**DATA TO EXAMINE**.
*** Begin section ***

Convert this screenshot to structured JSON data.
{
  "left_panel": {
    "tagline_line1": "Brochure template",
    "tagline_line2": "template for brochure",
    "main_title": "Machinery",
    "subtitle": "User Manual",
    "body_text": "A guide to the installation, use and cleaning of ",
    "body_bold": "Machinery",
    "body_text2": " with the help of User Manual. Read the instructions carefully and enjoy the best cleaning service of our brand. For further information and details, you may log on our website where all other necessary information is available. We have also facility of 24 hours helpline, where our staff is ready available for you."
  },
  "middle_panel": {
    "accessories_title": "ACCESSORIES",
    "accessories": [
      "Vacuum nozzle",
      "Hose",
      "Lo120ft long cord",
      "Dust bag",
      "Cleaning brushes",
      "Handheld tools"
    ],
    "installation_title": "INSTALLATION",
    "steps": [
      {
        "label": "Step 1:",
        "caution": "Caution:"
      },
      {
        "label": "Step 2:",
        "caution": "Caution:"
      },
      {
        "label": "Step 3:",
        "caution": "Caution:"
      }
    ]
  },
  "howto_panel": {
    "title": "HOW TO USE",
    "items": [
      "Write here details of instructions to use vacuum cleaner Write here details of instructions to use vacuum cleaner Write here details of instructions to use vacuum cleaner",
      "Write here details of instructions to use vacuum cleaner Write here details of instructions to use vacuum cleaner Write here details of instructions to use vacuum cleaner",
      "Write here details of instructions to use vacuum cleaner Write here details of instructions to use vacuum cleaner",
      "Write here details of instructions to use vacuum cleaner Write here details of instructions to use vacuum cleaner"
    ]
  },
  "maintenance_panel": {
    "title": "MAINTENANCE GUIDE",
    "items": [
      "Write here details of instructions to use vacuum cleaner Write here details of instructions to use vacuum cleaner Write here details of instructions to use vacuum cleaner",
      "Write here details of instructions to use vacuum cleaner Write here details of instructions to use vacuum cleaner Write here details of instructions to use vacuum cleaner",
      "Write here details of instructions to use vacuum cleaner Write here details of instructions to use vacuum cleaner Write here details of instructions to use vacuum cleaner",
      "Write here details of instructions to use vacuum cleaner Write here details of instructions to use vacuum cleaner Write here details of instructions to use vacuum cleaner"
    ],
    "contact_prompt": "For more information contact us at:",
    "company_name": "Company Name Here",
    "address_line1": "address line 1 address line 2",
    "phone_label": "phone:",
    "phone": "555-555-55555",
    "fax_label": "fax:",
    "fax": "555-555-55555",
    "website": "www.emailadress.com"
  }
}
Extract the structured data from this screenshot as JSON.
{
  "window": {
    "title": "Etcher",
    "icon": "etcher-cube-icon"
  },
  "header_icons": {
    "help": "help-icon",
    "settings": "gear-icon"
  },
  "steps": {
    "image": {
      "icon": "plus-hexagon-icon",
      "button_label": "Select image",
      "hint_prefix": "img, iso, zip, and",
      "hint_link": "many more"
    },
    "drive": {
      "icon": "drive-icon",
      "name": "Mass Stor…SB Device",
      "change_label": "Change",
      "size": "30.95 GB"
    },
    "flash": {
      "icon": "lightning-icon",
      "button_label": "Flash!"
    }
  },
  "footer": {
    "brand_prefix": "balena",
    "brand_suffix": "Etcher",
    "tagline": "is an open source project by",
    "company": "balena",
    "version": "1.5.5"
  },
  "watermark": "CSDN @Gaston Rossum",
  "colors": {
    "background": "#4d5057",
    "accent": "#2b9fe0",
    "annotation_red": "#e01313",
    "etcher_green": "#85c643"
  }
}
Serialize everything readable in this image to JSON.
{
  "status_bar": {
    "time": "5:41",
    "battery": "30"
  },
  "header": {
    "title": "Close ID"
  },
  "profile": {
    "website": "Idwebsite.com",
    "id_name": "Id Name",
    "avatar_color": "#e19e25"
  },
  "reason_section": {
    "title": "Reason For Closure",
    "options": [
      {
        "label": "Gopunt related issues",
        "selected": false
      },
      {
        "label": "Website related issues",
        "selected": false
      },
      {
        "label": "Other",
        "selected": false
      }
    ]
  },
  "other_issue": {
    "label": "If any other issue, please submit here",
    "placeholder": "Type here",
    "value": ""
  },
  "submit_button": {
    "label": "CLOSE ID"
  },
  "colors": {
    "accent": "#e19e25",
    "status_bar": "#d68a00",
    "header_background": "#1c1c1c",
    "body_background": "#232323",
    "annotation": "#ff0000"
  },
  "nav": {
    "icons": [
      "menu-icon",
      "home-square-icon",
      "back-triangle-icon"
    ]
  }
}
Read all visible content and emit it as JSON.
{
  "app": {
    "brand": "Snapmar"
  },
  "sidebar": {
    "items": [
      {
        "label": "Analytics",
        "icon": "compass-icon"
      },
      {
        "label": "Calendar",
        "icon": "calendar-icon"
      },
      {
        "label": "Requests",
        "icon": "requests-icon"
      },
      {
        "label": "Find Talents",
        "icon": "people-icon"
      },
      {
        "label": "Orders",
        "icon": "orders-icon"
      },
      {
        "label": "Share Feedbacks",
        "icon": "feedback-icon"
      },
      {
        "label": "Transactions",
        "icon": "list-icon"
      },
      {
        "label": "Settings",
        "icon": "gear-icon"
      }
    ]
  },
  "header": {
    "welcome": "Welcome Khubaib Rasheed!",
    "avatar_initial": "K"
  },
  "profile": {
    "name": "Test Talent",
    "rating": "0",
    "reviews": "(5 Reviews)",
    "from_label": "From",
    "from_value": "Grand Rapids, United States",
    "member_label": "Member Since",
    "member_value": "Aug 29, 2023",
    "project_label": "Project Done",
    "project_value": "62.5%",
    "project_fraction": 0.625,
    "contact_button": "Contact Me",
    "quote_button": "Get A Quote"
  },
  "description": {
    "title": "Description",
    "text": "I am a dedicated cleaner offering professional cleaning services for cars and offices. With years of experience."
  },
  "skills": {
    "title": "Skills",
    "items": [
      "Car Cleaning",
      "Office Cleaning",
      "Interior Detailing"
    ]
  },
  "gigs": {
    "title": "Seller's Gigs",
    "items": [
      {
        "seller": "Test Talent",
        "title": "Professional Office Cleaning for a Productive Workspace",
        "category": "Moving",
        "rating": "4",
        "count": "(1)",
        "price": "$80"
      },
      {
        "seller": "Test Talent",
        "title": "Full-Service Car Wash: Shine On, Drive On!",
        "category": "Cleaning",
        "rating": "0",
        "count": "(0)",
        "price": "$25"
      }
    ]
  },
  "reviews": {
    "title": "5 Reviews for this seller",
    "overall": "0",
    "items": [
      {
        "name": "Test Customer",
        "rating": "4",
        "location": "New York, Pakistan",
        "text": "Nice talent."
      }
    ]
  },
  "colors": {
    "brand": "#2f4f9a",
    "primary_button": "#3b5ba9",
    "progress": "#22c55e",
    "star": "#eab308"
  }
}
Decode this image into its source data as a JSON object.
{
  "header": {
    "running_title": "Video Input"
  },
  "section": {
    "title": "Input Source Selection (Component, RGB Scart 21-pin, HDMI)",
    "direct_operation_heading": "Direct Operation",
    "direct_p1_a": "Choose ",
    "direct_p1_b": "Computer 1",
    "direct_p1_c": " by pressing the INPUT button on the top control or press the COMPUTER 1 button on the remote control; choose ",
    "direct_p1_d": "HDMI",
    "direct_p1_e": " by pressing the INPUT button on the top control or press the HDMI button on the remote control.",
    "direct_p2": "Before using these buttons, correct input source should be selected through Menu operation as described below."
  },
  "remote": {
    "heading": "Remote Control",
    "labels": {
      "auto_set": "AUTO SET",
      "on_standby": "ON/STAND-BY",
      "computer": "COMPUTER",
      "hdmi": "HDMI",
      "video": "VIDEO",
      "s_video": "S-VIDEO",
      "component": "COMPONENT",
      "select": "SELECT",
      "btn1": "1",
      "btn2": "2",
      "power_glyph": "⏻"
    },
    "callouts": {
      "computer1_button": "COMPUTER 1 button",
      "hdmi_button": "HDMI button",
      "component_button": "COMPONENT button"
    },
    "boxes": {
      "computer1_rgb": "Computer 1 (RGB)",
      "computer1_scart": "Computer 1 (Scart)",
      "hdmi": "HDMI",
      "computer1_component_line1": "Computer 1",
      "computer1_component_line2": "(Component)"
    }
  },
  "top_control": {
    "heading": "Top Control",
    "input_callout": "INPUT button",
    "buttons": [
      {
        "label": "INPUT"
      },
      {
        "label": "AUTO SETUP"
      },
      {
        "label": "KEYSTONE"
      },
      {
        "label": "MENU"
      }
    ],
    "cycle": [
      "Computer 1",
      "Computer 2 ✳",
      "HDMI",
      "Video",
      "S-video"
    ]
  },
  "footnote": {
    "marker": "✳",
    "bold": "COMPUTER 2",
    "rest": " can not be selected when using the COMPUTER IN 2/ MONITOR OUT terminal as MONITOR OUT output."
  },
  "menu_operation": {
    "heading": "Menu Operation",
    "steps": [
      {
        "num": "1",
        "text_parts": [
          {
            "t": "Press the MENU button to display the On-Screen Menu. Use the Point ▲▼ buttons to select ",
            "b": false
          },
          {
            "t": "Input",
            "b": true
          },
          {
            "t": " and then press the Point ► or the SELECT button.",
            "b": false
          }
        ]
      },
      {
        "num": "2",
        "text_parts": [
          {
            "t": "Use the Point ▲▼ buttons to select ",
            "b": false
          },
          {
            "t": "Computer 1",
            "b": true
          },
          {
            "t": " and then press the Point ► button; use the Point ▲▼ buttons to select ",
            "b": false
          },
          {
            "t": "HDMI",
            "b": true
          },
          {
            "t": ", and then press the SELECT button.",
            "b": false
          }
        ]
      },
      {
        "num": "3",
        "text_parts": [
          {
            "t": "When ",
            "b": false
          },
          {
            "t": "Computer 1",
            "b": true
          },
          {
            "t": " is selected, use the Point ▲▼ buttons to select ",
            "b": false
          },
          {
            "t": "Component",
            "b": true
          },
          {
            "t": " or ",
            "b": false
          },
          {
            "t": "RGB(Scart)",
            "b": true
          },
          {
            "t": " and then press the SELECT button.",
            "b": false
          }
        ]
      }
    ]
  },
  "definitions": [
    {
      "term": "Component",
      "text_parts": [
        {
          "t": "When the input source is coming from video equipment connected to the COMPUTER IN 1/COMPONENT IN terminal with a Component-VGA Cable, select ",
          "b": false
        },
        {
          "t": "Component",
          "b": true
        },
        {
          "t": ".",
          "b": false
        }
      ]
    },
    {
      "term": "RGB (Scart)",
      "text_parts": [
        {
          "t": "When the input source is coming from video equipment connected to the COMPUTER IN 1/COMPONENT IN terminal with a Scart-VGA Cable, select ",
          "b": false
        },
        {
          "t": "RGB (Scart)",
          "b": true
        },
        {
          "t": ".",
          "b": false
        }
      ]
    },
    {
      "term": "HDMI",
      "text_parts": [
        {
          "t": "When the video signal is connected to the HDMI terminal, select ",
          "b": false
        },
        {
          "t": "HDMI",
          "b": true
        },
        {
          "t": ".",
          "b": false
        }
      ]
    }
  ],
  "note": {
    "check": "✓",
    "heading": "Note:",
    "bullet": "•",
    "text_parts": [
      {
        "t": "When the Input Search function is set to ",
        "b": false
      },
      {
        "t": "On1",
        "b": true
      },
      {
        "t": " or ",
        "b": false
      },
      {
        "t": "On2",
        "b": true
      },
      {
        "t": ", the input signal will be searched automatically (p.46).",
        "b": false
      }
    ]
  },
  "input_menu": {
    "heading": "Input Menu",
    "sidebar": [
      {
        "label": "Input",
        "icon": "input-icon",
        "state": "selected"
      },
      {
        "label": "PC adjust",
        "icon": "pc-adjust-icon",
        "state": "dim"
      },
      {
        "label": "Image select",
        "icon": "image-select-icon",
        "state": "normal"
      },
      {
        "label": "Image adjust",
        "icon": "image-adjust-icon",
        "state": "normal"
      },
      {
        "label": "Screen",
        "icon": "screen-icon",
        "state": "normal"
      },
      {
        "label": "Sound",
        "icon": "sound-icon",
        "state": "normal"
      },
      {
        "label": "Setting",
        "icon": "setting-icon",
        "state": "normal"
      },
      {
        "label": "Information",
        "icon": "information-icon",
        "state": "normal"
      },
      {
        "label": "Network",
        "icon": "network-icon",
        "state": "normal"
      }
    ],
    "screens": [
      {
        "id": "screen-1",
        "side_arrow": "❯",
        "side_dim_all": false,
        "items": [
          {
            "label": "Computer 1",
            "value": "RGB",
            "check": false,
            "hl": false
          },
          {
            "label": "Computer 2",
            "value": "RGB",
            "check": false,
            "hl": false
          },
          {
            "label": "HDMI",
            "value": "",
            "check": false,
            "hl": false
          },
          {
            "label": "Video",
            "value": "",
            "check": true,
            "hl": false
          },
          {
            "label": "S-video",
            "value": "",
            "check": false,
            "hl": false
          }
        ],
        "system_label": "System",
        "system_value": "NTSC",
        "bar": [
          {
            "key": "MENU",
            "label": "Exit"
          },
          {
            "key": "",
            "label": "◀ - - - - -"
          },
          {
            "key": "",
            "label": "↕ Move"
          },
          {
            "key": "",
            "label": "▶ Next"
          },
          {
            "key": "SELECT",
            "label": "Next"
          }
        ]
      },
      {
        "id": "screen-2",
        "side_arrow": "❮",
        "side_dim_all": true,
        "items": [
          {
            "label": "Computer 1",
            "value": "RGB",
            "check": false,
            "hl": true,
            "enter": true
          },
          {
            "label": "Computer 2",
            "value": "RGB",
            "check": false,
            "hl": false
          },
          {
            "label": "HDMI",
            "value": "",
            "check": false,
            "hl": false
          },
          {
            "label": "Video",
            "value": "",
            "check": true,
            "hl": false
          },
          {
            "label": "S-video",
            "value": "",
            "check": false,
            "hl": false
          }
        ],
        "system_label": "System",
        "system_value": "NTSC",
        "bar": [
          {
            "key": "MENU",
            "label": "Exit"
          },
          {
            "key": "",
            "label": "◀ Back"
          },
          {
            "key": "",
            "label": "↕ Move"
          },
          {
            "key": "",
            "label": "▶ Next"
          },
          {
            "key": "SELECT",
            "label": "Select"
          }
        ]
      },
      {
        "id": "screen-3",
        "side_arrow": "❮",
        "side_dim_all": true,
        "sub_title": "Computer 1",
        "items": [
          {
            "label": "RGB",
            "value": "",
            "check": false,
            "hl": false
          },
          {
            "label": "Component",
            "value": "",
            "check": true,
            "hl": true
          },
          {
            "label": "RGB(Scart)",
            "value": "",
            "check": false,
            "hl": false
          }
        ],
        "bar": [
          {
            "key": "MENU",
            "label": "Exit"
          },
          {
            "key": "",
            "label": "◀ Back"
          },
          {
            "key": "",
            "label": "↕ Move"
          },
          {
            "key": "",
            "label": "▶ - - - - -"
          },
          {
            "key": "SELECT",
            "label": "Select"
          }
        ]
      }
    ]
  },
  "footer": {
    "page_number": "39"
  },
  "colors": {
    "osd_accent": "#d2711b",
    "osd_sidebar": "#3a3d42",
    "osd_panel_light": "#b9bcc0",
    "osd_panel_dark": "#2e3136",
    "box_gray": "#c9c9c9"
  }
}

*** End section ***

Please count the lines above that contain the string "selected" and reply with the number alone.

7